thing similar, but I do believe that it has the poten-tial to transform lens-based surgery in ways thatbuild upon the decades-long successes of the IOLand phacoemulsification. This transformation willtake time, but it will be measured in months andyears rather than decades. In the near term, theprocedure will complement rather than replacephacoemulsification, attracting the interest ofmanufacturers and surgeons alike. The pace of technological innovation is muchfaster today than it was in the 1970s and 1980s. Ittook more than 7 years for the first 10 million per-sonal computers, introduced in 1975, to be sold.Launched in 2010, Apple’s iPad achieved this samefeat in less than 9 months. The adoption rate forFacebook and Twitter has been huge, and Grouponhas emerged as the fastest-growing Internet com-merce site. These mainstream consumer experi-ences shape opinion and foster more rapid adop-tion across the spectrum of technological innova-tion, including what eye surgeons have to offer. Consumer trends, as well as ophthalmology’sown experience with elective procedures, stronglysuggest that surgeons should get involved. Thequestion is, when? Now is the right time to beginthinking and planning, as manufacturers arebuilding their capacity to deliver the devices.Eventually, this technology will make its way intoeveryone’s community.

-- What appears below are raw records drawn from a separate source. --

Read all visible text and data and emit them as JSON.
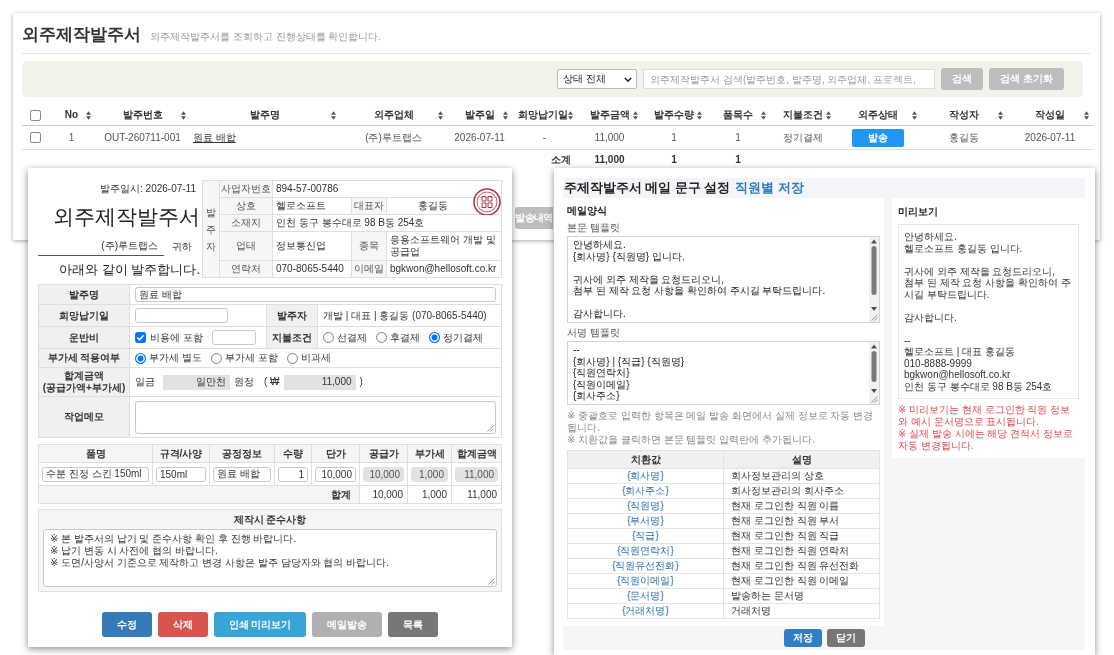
{
  "order_list_window": {
    "title": "외주제작발주서",
    "subtitle": "외주제작발주서를 조회하고 진행상태를 확인합니다.",
    "filter_bar": {
      "status_select": {
        "value": "상태 전체"
      },
      "search": {
        "placeholder": "외주제작발주서 검색(발주번호, 발주명, 외주업체, 프로젝트,"
      },
      "buttons": [
        "검색",
        "검색 초기화"
      ]
    },
    "table": {
      "select_all": {
        "checked": false
      },
      "columns": [
        "No",
        "발주번호",
        "발주명",
        "외주업체",
        "발주일",
        "희망납기일",
        "발주금액",
        "발주수량",
        "품목수",
        "지불조건",
        "외주상태",
        "작성자",
        "작성일"
      ],
      "rows": [
        {
          "checked": false,
          "no": "1",
          "order_number": "OUT-260711-001",
          "order_name": "원료 배합",
          "vendor": "(주)루트랩스",
          "order_date": "2026-07-11",
          "due_date": "-",
          "amount": "11,000",
          "quantity": "1",
          "item_count": "1",
          "payment_terms": "정기결제",
          "status": "발송",
          "author": "홍길동",
          "created_date": "2026-07-11"
        }
      ],
      "subtotal": {
        "label": "소계",
        "amount": "11,000",
        "quantity": "1",
        "item_count": "1"
      }
    },
    "history_button": "발송내역"
  },
  "order_document_window": {
    "issue_date": "발주일시: 2026-07-11",
    "title": "외주제작발주서",
    "recipient": "(주)루트랩스",
    "honorific": "귀하",
    "statement": "아래와 같이 발주합니다.",
    "orderer_info": {
      "heading": "발주자",
      "rows": [
        {
          "label": "사업자번호",
          "value": "894-57-00786",
          "stamped": false
        },
        {
          "label": "상호",
          "value": "헬로소프트",
          "label_2": "대표자",
          "value_2": "홍길동",
          "stamped": true
        },
        {
          "label": "소재지",
          "value": "인천 동구 봉수대로 98 B동 254호",
          "stamped": false
        },
        {
          "label": "업태",
          "value": "정보통신업",
          "label_2": "종목",
          "value_2": "응용소프트웨어 개발 및 공급업",
          "stamped": false
        },
        {
          "label": "연락처",
          "value": "070-8065-5440",
          "label_2": "이메일",
          "value_2": "bgkwon@hellosoft.co.kr",
          "stamped": false
        }
      ]
    },
    "form": {
      "order_name": {
        "label": "발주명",
        "value": "원료 배합"
      },
      "due_date": {
        "label": "희망납기일"
      },
      "orderer": {
        "label": "발주자",
        "value": "개발 | 대표 | 홍길동 (070-8065-5440)"
      },
      "shipping": {
        "label": "운반비",
        "option": "비용에 포함",
        "checked": true
      },
      "payment_terms": {
        "label": "지불조건",
        "options": [
          {
            "label": "선결제",
            "selected": false
          },
          {
            "label": "후결제",
            "selected": false
          },
          {
            "label": "정기결제",
            "selected": true
          }
        ]
      },
      "vat": {
        "label": "부가세 적용여부",
        "options": [
          {
            "label": "부가세 별도",
            "selected": true
          },
          {
            "label": "부가세 포함",
            "selected": false
          },
          {
            "label": "비과세",
            "selected": false
          }
        ]
      },
      "total": {
        "label": "합계금액 (공급가액+부가세)",
        "prefix": "일금",
        "amount_in_words": "일만천",
        "suffix": "원정",
        "currency_prefix": "( ₩",
        "amount": "11,000",
        "currency_suffix": ")"
      },
      "memo": {
        "label": "작업메모"
      }
    },
    "items": {
      "columns": [
        "품명",
        "규격/사양",
        "공정정보",
        "수량",
        "단가",
        "공급가",
        "부가세",
        "합계금액"
      ],
      "rows": [
        {
          "cells": [
            {
              "value": "수분 진정 스킨 150ml",
              "disabled": false
            },
            {
              "value": "150ml",
              "disabled": false
            },
            {
              "value": "원료 배합",
              "disabled": false
            },
            {
              "value": "1",
              "disabled": false
            },
            {
              "value": "10,000",
              "disabled": false
            },
            {
              "value": "10,000",
              "disabled": true
            },
            {
              "value": "1,000",
              "disabled": true
            },
            {
              "value": "11,000",
              "disabled": true
            }
          ]
        }
      ],
      "total_label": "합계",
      "totals": [
        "10,000",
        "1,000",
        "11,000"
      ]
    },
    "notes": {
      "heading": "제작시 준수사항",
      "text": "※ 본 발주서의 납기 및 준수사항 확인 후 진행 바랍니다.\n※ 납기 변동 시 사전에 협의 바랍니다.\n※ 도면/사양서 기준으로 제작하고 변경 사항은 발주 담당자와 협의 바랍니다."
    },
    "buttons": [
      {
        "label": "수정",
        "kind": "primary",
        "disabled": false
      },
      {
        "label": "삭제",
        "kind": "danger",
        "disabled": false
      },
      {
        "label": "인쇄 미리보기",
        "kind": "info",
        "disabled": false
      },
      {
        "label": "메일발송",
        "kind": "default",
        "disabled": true
      },
      {
        "label": "목록",
        "kind": "secondary",
        "disabled": false
      }
    ]
  },
  "mail_settings_window": {
    "title": "주제작발주서 메일 문구 설정",
    "title_emphasis": "직원별 저장",
    "template_form": {
      "heading": "메일양식",
      "body_label": "본문 템플릿",
      "body_text": "안녕하세요.\n{회사명} {직원명} 입니다.\n\n귀사에 외주 제작을 요청드리오니,\n첨부 된 제작 요청 사항을 확인하여 주시길 부탁드립니다.\n\n감사합니다.",
      "signature_label": "서명 템플릿",
      "signature_text": "--\n{회사명} | {직급} {직원명}\n{직원연락처}\n{직원이메일}\n{회사주소}",
      "notes": [
        "※ 중괄호로 입력한 항목은 메일 발송 화면에서 실제 정보로 자동 변경됩니다.",
        "※ 치환값을 클릭하면 본문 템플릿 입력란에 추가됩니다."
      ],
      "token_table": {
        "columns": [
          "치환값",
          "설명"
        ],
        "rows": [
          {
            "token": "{회사명}",
            "description": "회사정보관리의 상호"
          },
          {
            "token": "{회사주소}",
            "description": "회사정보관리의 회사주소"
          },
          {
            "token": "{직원명}",
            "description": "현재 로그인한 직원 이름"
          },
          {
            "token": "{부서명}",
            "description": "현재 로그인한 직원 부서"
          },
          {
            "token": "{직급}",
            "description": "현재 로그인한 직원 직급"
          },
          {
            "token": "{직원연락처}",
            "description": "현재 로그인한 직원 연락처"
          },
          {
            "token": "{직원유선전화}",
            "description": "현재 로그인한 직원 유선전화"
          },
          {
            "token": "{직원이메일}",
            "description": "현재 로그인한 직원 이메일"
          },
          {
            "token": "{문서명}",
            "description": "발송하는 문서명"
          },
          {
            "token": "{거래처명}",
            "description": "거래처명"
          }
        ]
      }
    },
    "preview": {
      "heading": "미리보기",
      "text": "안녕하세요.\n헬로소프트 홍길동 입니다.\n\n귀사에 외주 제작을 요청드리오니,\n첨부 된 제작 요청 사항을 확인하여 주시길 부탁드립니다.\n\n감사합니다.\n\n--\n헬로소프트 | 대표 홍길동\n010-8888-9999\nbgkwon@hellosoft.co.kr\n인천 동구 봉수대로 98 B동 254호",
      "notes": [
        "※ 미리보기는 현재 로그인한 직원 정보와 예시 문서명으로 표시됩니다.",
        "※ 실제 발송 시에는 해당 견적서 정보로 자동 변경됩니다."
      ]
    },
    "buttons": [
      {
        "label": "저장",
        "kind": "primary"
      },
      {
        "label": "닫기",
        "kind": "secondary"
      }
    ]
  }
}
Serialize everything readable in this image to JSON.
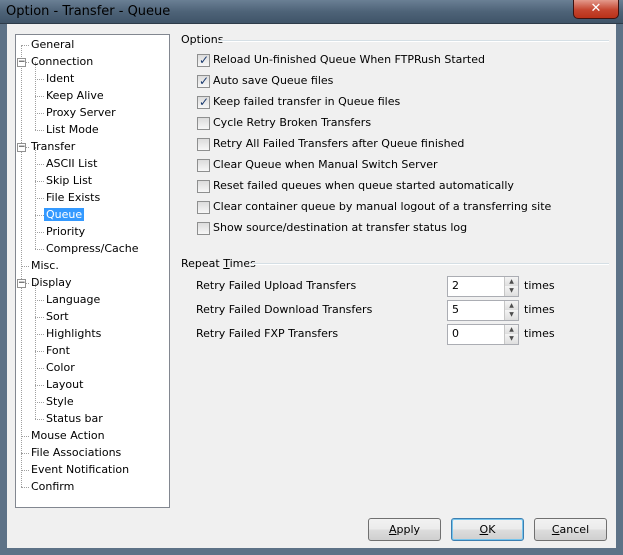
{
  "window": {
    "title": "Option - Transfer - Queue",
    "close_label": "✕"
  },
  "tree": {
    "items": [
      {
        "label": "General",
        "level": 0
      },
      {
        "label": "Connection",
        "level": 0
      },
      {
        "label": "Ident",
        "level": 1
      },
      {
        "label": "Keep Alive",
        "level": 1
      },
      {
        "label": "Proxy Server",
        "level": 1
      },
      {
        "label": "List Mode",
        "level": 1
      },
      {
        "label": "Transfer",
        "level": 0
      },
      {
        "label": "ASCII List",
        "level": 1
      },
      {
        "label": "Skip List",
        "level": 1
      },
      {
        "label": "File Exists",
        "level": 1
      },
      {
        "label": "Queue",
        "level": 1
      },
      {
        "label": "Priority",
        "level": 1
      },
      {
        "label": "Compress/Cache",
        "level": 1
      },
      {
        "label": "Misc.",
        "level": 0
      },
      {
        "label": "Display",
        "level": 0
      },
      {
        "label": "Language",
        "level": 1
      },
      {
        "label": "Sort",
        "level": 1
      },
      {
        "label": "Highlights",
        "level": 1
      },
      {
        "label": "Font",
        "level": 1
      },
      {
        "label": "Color",
        "level": 1
      },
      {
        "label": "Layout",
        "level": 1
      },
      {
        "label": "Style",
        "level": 1
      },
      {
        "label": "Status bar",
        "level": 1
      },
      {
        "label": "Mouse Action",
        "level": 0
      },
      {
        "label": "File Associations",
        "level": 0
      },
      {
        "label": "Event Notification",
        "level": 0
      },
      {
        "label": "Confirm",
        "level": 0
      }
    ],
    "expander_symbol": "−"
  },
  "options": {
    "title": "Options",
    "items": [
      {
        "label": "Reload Un-finished Queue When FTPRush Started",
        "checked": true
      },
      {
        "label": "Auto save Queue files",
        "checked": true
      },
      {
        "label": "Keep failed transfer in Queue files",
        "checked": true
      },
      {
        "label": "Cycle Retry Broken Transfers",
        "checked": false
      },
      {
        "label": "Retry All Failed Transfers after Queue finished",
        "checked": false
      },
      {
        "label": "Clear Queue when Manual Switch Server",
        "checked": false
      },
      {
        "label": "Reset failed queues when queue started automatically",
        "checked": false
      },
      {
        "label": "Clear container queue by manual logout of a transferring site",
        "checked": false
      },
      {
        "label": "Show source/destination at transfer status log",
        "checked": false
      }
    ]
  },
  "repeat_times": {
    "title_prefix": "Repeat ",
    "title_underlined": "T",
    "title_suffix": "imes",
    "fields": [
      {
        "label": "Retry Failed Upload Transfers",
        "value": "2",
        "unit": "times"
      },
      {
        "label": "Retry Failed Download Transfers",
        "value": "5",
        "unit": "times"
      },
      {
        "label": "Retry Failed FXP Transfers",
        "value": "0",
        "unit": "times"
      }
    ]
  },
  "buttons": {
    "apply": {
      "underlined": "A",
      "rest": "pply"
    },
    "ok": {
      "underlined": "O",
      "rest": "K"
    },
    "cancel": {
      "underlined": "C",
      "rest": "ancel"
    }
  },
  "spinner": {
    "up": "▲",
    "down": "▼"
  }
}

There are still many ques-tions, such as which laser platform is the best,how much will it cost, where will the surgery beperformed, which patients qualify, and how muchshould patients be charged? This is an emergingfield; answers will become clear in the comingmonths, and they will evolve as we learn moreabout how best to integrate this technology intothe practice. The earliest customers will pave theway, and their experiences will help all interestedsurgeons plan accordingly. ■ Shareef Mahdavi is president of SM2Strategic and advises numerous oph-thalmic companies, including Alcon,Laboratories, Inc., Bausch + Lomb, andWaveTec Vision. He has authored morethan 80 articles for Cataract & Refractive SurgeryToday and has a regular blog on customer experienceavailable at www.premiumexperiencenetwork.com.Mr. Mahdavi may be reached at (925) 425-9900;firstname.lastname@example.org. Mahdavi S.The technology trap.Cataract & Refractive Surgery Today.February 2002;2(2):48-49.2. Mahdavi S.IntraLase:coming of age.Cataract & Refractive Surgery Today.October 2005;5(10):117-120.